The "fear of clowns," circus clowns in particular as a psychiatric condition has become known by the term coulrophobia.

In the early 1800s, he expanded the role of Clown in the harlequinade that formed part of British pantomimes, notably at the Theatre Royal, Drury Lane and the Sadler's Wells and Covent Garden theatres.

He became so dominant on the London comic stage that harlequinade Clowns became known as "Joey", and both the nickname and Grimaldi's whiteface make-up design were, and still are, used by other types of clowns.

Red Skelton's character in The Clown (1953), Dodo the Clown, depicts the circus clown as a tragicomic stock character, "a funny man with a drinking problem".

In the United States, Bozo the Clown was a very influential Auguste character since the late 1950s.

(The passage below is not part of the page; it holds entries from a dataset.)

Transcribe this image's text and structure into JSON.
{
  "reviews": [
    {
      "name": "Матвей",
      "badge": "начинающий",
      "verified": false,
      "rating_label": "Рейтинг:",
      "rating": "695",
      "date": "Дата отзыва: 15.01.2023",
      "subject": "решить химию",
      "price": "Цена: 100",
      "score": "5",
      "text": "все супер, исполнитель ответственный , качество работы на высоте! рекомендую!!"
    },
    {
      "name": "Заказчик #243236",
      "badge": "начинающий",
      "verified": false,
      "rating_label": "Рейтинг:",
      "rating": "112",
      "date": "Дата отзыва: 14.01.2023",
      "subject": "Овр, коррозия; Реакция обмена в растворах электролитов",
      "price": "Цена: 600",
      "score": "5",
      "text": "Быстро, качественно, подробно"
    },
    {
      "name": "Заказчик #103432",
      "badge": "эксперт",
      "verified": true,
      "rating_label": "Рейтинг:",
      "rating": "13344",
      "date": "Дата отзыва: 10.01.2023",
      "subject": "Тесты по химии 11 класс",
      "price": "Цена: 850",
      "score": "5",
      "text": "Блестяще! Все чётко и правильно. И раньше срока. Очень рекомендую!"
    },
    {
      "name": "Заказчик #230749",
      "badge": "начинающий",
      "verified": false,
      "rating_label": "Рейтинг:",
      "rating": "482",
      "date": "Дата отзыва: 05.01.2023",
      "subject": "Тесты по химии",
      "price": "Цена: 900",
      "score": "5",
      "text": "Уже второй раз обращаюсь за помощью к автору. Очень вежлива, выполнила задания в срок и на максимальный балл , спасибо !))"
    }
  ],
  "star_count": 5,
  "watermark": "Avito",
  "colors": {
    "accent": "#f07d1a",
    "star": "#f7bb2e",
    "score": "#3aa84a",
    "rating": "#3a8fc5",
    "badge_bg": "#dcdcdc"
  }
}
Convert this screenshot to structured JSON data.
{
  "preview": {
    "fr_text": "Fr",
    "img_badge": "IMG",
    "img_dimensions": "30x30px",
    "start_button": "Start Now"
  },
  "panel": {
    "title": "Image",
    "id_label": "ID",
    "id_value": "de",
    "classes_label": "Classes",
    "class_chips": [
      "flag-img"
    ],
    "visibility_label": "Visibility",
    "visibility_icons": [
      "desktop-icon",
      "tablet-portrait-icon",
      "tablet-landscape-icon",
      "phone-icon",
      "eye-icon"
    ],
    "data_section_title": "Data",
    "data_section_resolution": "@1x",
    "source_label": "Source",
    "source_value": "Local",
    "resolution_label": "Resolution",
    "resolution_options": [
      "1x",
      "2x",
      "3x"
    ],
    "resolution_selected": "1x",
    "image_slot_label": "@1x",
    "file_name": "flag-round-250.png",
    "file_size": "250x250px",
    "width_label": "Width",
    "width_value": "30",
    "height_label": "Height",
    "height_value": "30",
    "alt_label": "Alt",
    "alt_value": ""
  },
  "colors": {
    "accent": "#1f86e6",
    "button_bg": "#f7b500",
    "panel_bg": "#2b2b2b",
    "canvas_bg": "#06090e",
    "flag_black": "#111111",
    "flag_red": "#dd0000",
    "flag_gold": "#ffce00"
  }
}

The comedy that clowns perform is usually in the role of a fool whose everyday actions and tasks become extraordinary—and for whom the ridiculous, for a short while, becomes ordinary.